> _Dataset rows for apps and sites_:
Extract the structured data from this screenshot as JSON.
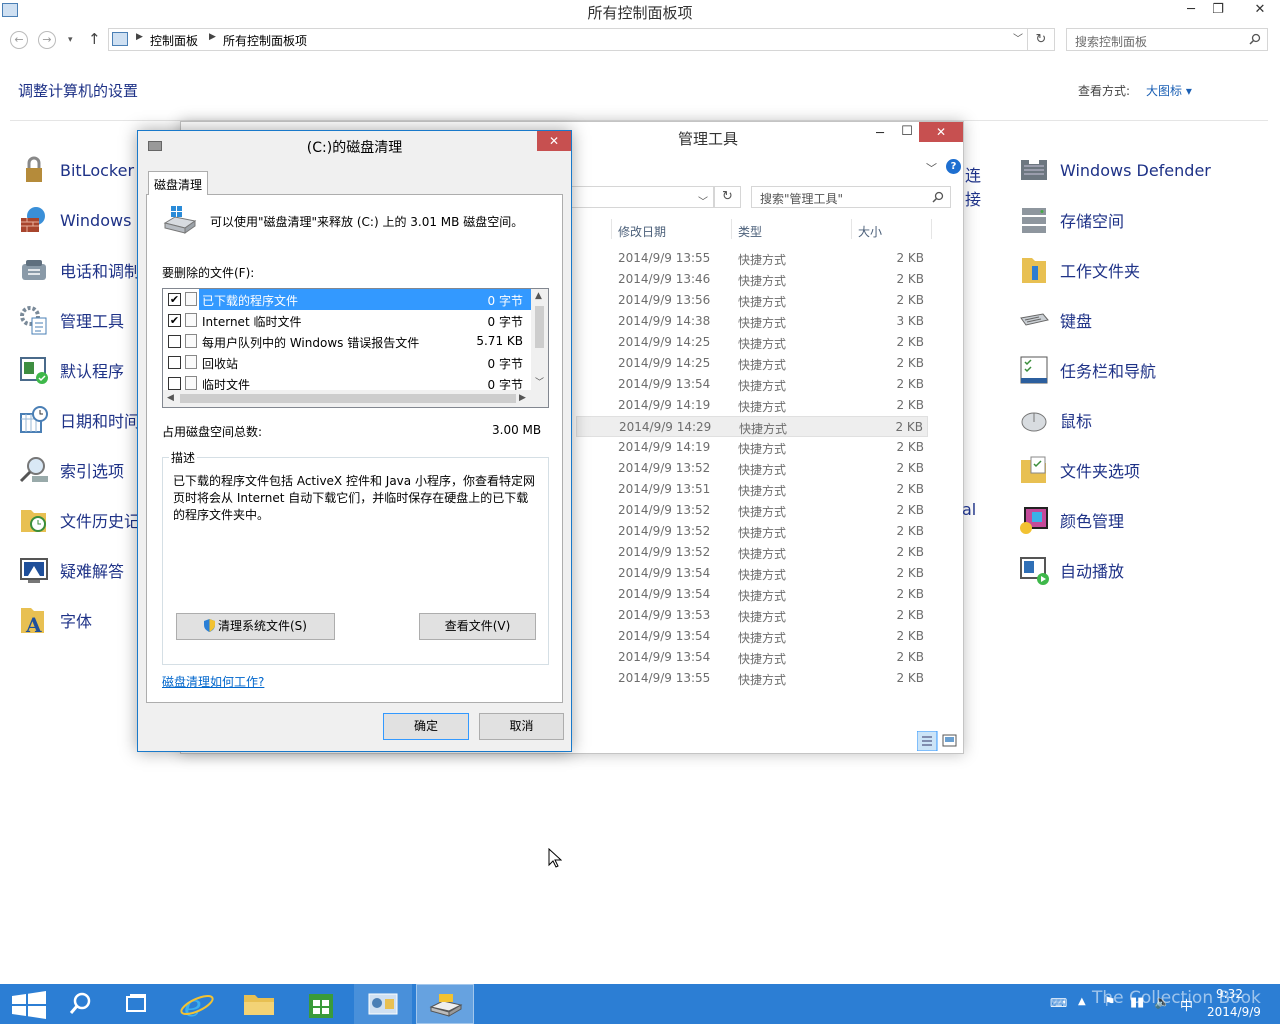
{
  "control_panel": {
    "title": "所有控制面板项",
    "breadcrumb": [
      "控制面板",
      "所有控制面板项"
    ],
    "search_placeholder": "搜索控制面板",
    "heading": "调整计算机的设置",
    "view_by_label": "查看方式:",
    "view_by_value": "大图标 ▾",
    "left_items": [
      {
        "label": "BitLocker",
        "icon": "bitlocker-icon"
      },
      {
        "label": "Windows",
        "icon": "firewall-icon"
      },
      {
        "label": "电话和调制",
        "icon": "phone-modem-icon"
      },
      {
        "label": "管理工具",
        "icon": "admin-tools-icon"
      },
      {
        "label": "默认程序",
        "icon": "default-programs-icon"
      },
      {
        "label": "日期和时间",
        "icon": "date-time-icon"
      },
      {
        "label": "索引选项",
        "icon": "indexing-icon"
      },
      {
        "label": "文件历史记",
        "icon": "file-history-icon"
      },
      {
        "label": "疑难解答",
        "icon": "troubleshoot-icon"
      },
      {
        "label": "字体",
        "icon": "fonts-icon"
      }
    ],
    "right_items": [
      {
        "label": "Windows Defender",
        "icon": "defender-icon"
      },
      {
        "label": "存储空间",
        "icon": "storage-spaces-icon"
      },
      {
        "label": "工作文件夹",
        "icon": "work-folders-icon"
      },
      {
        "label": "键盘",
        "icon": "keyboard-icon"
      },
      {
        "label": "任务栏和导航",
        "icon": "taskbar-nav-icon"
      },
      {
        "label": "鼠标",
        "icon": "mouse-icon"
      },
      {
        "label": "文件夹选项",
        "icon": "folder-options-icon"
      },
      {
        "label": "颜色管理",
        "icon": "color-management-icon"
      },
      {
        "label": "自动播放",
        "icon": "autoplay-icon"
      }
    ],
    "partial_texts": {
      "connect": "连接",
      "al": "al"
    }
  },
  "admin_tools": {
    "title": "管理工具",
    "search_placeholder": "搜索\"管理工具\"",
    "columns": {
      "date": "修改日期",
      "type": "类型",
      "size": "大小"
    },
    "rows": [
      {
        "date": "2014/9/9 13:55",
        "type": "快捷方式",
        "size": "2 KB"
      },
      {
        "date": "2014/9/9 13:46",
        "type": "快捷方式",
        "size": "2 KB"
      },
      {
        "date": "2014/9/9 13:56",
        "type": "快捷方式",
        "size": "2 KB"
      },
      {
        "date": "2014/9/9 14:38",
        "type": "快捷方式",
        "size": "3 KB"
      },
      {
        "date": "2014/9/9 14:25",
        "type": "快捷方式",
        "size": "2 KB"
      },
      {
        "date": "2014/9/9 14:25",
        "type": "快捷方式",
        "size": "2 KB"
      },
      {
        "date": "2014/9/9 13:54",
        "type": "快捷方式",
        "size": "2 KB"
      },
      {
        "date": "2014/9/9 14:19",
        "type": "快捷方式",
        "size": "2 KB"
      },
      {
        "date": "2014/9/9 14:29",
        "type": "快捷方式",
        "size": "2 KB"
      },
      {
        "date": "2014/9/9 14:19",
        "type": "快捷方式",
        "size": "2 KB"
      },
      {
        "date": "2014/9/9 13:52",
        "type": "快捷方式",
        "size": "2 KB"
      },
      {
        "date": "2014/9/9 13:51",
        "type": "快捷方式",
        "size": "2 KB"
      },
      {
        "date": "2014/9/9 13:52",
        "type": "快捷方式",
        "size": "2 KB"
      },
      {
        "date": "2014/9/9 13:52",
        "type": "快捷方式",
        "size": "2 KB"
      },
      {
        "date": "2014/9/9 13:52",
        "type": "快捷方式",
        "size": "2 KB"
      },
      {
        "date": "2014/9/9 13:54",
        "type": "快捷方式",
        "size": "2 KB"
      },
      {
        "date": "2014/9/9 13:54",
        "type": "快捷方式",
        "size": "2 KB"
      },
      {
        "date": "2014/9/9 13:53",
        "type": "快捷方式",
        "size": "2 KB"
      },
      {
        "date": "2014/9/9 13:54",
        "type": "快捷方式",
        "size": "2 KB"
      },
      {
        "date": "2014/9/9 13:54",
        "type": "快捷方式",
        "size": "2 KB"
      },
      {
        "date": "2014/9/9 13:55",
        "type": "快捷方式",
        "size": "2 KB"
      }
    ]
  },
  "disk_cleanup": {
    "title": "(C:)的磁盘清理",
    "tab": "磁盘清理",
    "info": "可以使用\"磁盘清理\"来释放  (C:) 上的 3.01 MB 磁盘空间。",
    "files_label": "要删除的文件(F):",
    "files": [
      {
        "name": "已下载的程序文件",
        "size": "0 字节",
        "checked": true
      },
      {
        "name": "Internet 临时文件",
        "size": "0 字节",
        "checked": true
      },
      {
        "name": "每用户队列中的 Windows 错误报告文件",
        "size": "5.71 KB",
        "checked": false
      },
      {
        "name": "回收站",
        "size": "0 字节",
        "checked": false
      },
      {
        "name": "临时文件",
        "size": "0 字节",
        "checked": false
      }
    ],
    "total_label": "占用磁盘空间总数:",
    "total_value": "3.00 MB",
    "desc_legend": "描述",
    "description": "已下载的程序文件包括 ActiveX 控件和 Java 小程序，你查看特定网页时将会从 Internet 自动下载它们，并临时保存在硬盘上的已下载的程序文件夹中。",
    "clean_system_button": "清理系统文件(S)",
    "view_files_button": "查看文件(V)",
    "how_link": "磁盘清理如何工作?",
    "ok_button": "确定",
    "cancel_button": "取消"
  },
  "taskbar": {
    "time": "9:32",
    "date": "2014/9/9",
    "ime": "中",
    "watermark": "The Collection Book"
  },
  "colors": {
    "link_blue": "#1e3287",
    "taskbar": "#2c7ed4",
    "selection": "#3399ff",
    "close_red": "#c75050"
  }
}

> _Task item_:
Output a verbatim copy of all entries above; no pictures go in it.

> _Answer space_:
Extract the structured data from this screenshot as JSON.
{
  "control_panel": {
    "title": "所有控制面板项",
    "breadcrumb": [
      "控制面板",
      "所有控制面板项"
    ],
    "search_placeholder": "搜索控制面板",
    "heading": "调整计算机的设置",
    "view_by_label": "查看方式:",
    "view_by_value": "大图标 ▾",
    "left_items": [
      {
        "label": "BitLocker",
        "icon": "bitlocker-icon"
      },
      {
        "label": "Windows",
        "icon": "firewall-icon"
      },
      {
        "label": "电话和调制",
        "icon": "phone-modem-icon"
      },
      {
        "label": "管理工具",
        "icon": "admin-tools-icon"
      },
      {
        "label": "默认程序",
        "icon": "default-programs-icon"
      },
      {
        "label": "日期和时间",
        "icon": "date-time-icon"
      },
      {
        "label": "索引选项",
        "icon": "indexing-icon"
      },
      {
        "label": "文件历史记",
        "icon": "file-history-icon"
      },
      {
        "label": "疑难解答",
        "icon": "troubleshoot-icon"
      },
      {
        "label": "字体",
        "icon": "fonts-icon"
      }
    ],
    "right_items": [
      {
        "label": "Windows Defender",
        "icon": "defender-icon"
      },
      {
        "label": "存储空间",
        "icon": "storage-spaces-icon"
      },
      {
        "label": "工作文件夹",
        "icon": "work-folders-icon"
      },
      {
        "label": "键盘",
        "icon": "keyboard-icon"
      },
      {
        "label": "任务栏和导航",
        "icon": "taskbar-nav-icon"
      },
      {
        "label": "鼠标",
        "icon": "mouse-icon"
      },
      {
        "label": "文件夹选项",
        "icon": "folder-options-icon"
      },
      {
        "label": "颜色管理",
        "icon": "color-management-icon"
      },
      {
        "label": "自动播放",
        "icon": "autoplay-icon"
      }
    ],
    "partial_texts": {
      "connect": "连接",
      "al": "al"
    }
  },
  "admin_tools": {
    "title": "管理工具",
    "search_placeholder": "搜索\"管理工具\"",
    "columns": {
      "date": "修改日期",
      "type": "类型",
      "size": "大小"
    },
    "rows": [
      {
        "date": "2014/9/9 13:55",
        "type": "快捷方式",
        "size": "2 KB"
      },
      {
        "date": "2014/9/9 13:46",
        "type": "快捷方式",
        "size": "2 KB"
      },
      {
        "date": "2014/9/9 13:56",
        "type": "快捷方式",
        "size": "2 KB"
      },
      {
        "date": "2014/9/9 14:38",
        "type": "快捷方式",
        "size": "3 KB"
      },
      {
        "date": "2014/9/9 14:25",
        "type": "快捷方式",
        "size": "2 KB"
      },
      {
        "date": "2014/9/9 14:25",
        "type": "快捷方式",
        "size": "2 KB"
      },
      {
        "date": "2014/9/9 13:54",
        "type": "快捷方式",
        "size": "2 KB"
      },
      {
        "date": "2014/9/9 14:19",
        "type": "快捷方式",
        "size": "2 KB"
      },
      {
        "date": "2014/9/9 14:29",
        "type": "快捷方式",
        "size": "2 KB"
      },
      {
        "date": "2014/9/9 14:19",
        "type": "快捷方式",
        "size": "2 KB"
      },
      {
        "date": "2014/9/9 13:52",
        "type": "快捷方式",
        "size": "2 KB"
      },
      {
        "date": "2014/9/9 13:51",
        "type": "快捷方式",
        "size": "2 KB"
      },
      {
        "date": "2014/9/9 13:52",
        "type": "快捷方式",
        "size": "2 KB"
      },
      {
        "date": "2014/9/9 13:52",
        "type": "快捷方式",
        "size": "2 KB"
      },
      {
        "date": "2014/9/9 13:52",
        "type": "快捷方式",
        "size": "2 KB"
      },
      {
        "date": "2014/9/9 13:54",
        "type": "快捷方式",
        "size": "2 KB"
      },
      {
        "date": "2014/9/9 13:54",
        "type": "快捷方式",
        "size": "2 KB"
      },
      {
        "date": "2014/9/9 13:53",
        "type": "快捷方式",
        "size": "2 KB"
      },
      {
        "date": "2014/9/9 13:54",
        "type": "快捷方式",
        "size": "2 KB"
      },
      {
        "date": "2014/9/9 13:54",
        "type": "快捷方式",
        "size": "2 KB"
      },
      {
        "date": "2014/9/9 13:55",
        "type": "快捷方式",
        "size": "2 KB"
      }
    ]
  },
  "disk_cleanup": {
    "title": "(C:)的磁盘清理",
    "tab": "磁盘清理",
    "info": "可以使用\"磁盘清理\"来释放  (C:) 上的 3.01 MB 磁盘空间。",
    "files_label": "要删除的文件(F):",
    "files": [
      {
        "name": "已下载的程序文件",
        "size": "0 字节",
        "checked": true
      },
      {
        "name": "Internet 临时文件",
        "size": "0 字节",
        "checked": true
      },
      {
        "name": "每用户队列中的 Windows 错误报告文件",
        "size": "5.71 KB",
        "checked": false
      },
      {
        "name": "回收站",
        "size": "0 字节",
        "checked": false
      },
      {
        "name": "临时文件",
        "size": "0 字节",
        "checked": false
      }
    ],
    "total_label": "占用磁盘空间总数:",
    "total_value": "3.00 MB",
    "desc_legend": "描述",
    "description": "已下载的程序文件包括 ActiveX 控件和 Java 小程序，你查看特定网页时将会从 Internet 自动下载它们，并临时保存在硬盘上的已下载的程序文件夹中。",
    "clean_system_button": "清理系统文件(S)",
    "view_files_button": "查看文件(V)",
    "how_link": "磁盘清理如何工作?",
    "ok_button": "确定",
    "cancel_button": "取消"
  },
  "taskbar": {
    "time": "9:32",
    "date": "2014/9/9",
    "ime": "中",
    "watermark": "The Collection Book"
  },
  "colors": {
    "link_blue": "#1e3287",
    "taskbar": "#2c7ed4",
    "selection": "#3399ff",
    "close_red": "#c75050"
  }
}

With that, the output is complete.